(App and web page records)
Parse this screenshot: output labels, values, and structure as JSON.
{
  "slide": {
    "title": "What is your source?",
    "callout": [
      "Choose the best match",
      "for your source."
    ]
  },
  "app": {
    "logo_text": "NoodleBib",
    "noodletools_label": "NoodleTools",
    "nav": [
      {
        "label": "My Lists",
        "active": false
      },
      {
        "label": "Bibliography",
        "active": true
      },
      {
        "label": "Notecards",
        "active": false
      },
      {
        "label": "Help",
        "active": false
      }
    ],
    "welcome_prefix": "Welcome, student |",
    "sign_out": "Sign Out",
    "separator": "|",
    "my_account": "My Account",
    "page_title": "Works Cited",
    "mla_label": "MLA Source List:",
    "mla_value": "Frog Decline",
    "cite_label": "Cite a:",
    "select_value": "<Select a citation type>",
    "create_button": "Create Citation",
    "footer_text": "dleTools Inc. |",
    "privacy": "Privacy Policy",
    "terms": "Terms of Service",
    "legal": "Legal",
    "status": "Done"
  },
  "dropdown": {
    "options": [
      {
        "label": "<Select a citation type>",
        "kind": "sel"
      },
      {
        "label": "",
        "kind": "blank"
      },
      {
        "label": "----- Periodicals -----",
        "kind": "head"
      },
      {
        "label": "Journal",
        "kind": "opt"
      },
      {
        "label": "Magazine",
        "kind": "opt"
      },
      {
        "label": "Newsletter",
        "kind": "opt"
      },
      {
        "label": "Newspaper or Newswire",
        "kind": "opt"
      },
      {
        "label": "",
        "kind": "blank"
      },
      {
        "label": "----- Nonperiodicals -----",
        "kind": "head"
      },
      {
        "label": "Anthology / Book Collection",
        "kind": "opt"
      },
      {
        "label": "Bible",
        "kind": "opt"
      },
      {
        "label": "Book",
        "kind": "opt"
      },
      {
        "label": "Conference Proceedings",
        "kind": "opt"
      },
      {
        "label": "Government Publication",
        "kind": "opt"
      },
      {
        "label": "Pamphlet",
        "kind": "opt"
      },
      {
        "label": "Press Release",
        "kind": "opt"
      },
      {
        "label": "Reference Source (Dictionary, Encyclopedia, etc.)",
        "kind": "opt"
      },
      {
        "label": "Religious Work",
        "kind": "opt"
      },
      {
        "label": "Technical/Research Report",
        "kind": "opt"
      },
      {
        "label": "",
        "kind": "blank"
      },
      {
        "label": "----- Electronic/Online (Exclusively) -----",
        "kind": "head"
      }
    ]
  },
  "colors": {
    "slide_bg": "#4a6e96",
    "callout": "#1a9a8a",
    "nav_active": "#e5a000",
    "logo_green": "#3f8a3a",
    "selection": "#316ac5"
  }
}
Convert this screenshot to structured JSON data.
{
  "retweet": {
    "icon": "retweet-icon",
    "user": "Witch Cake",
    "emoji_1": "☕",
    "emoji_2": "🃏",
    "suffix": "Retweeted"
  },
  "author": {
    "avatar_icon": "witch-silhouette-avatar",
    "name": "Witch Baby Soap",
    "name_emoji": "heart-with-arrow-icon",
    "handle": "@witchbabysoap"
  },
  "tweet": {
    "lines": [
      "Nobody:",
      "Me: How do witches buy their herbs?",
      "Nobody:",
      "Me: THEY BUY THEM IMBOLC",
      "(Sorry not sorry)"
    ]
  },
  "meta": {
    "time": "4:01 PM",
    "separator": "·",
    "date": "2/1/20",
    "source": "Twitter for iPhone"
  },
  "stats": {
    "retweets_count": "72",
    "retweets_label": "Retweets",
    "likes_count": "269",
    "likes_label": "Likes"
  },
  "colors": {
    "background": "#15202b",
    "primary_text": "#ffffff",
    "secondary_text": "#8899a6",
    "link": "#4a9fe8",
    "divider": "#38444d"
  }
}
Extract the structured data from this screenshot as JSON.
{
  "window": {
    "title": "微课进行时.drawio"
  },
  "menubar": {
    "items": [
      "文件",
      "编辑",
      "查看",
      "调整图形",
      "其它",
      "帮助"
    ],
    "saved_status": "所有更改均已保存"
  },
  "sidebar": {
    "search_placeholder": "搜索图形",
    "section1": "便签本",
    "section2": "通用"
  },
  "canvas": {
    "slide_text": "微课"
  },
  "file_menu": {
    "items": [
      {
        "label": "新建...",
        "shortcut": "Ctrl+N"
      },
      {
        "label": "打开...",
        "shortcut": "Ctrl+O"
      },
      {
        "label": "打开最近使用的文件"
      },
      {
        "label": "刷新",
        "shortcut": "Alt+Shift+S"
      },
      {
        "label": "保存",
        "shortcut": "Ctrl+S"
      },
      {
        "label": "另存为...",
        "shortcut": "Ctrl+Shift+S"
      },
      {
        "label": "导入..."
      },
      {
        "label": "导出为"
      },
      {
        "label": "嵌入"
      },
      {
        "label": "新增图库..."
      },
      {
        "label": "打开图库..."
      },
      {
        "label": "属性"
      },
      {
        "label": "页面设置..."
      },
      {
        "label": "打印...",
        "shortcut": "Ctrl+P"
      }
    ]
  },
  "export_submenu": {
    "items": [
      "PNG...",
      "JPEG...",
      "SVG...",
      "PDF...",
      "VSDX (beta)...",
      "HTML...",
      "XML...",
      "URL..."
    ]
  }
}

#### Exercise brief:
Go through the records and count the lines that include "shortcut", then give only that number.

#### Reply to the task:
6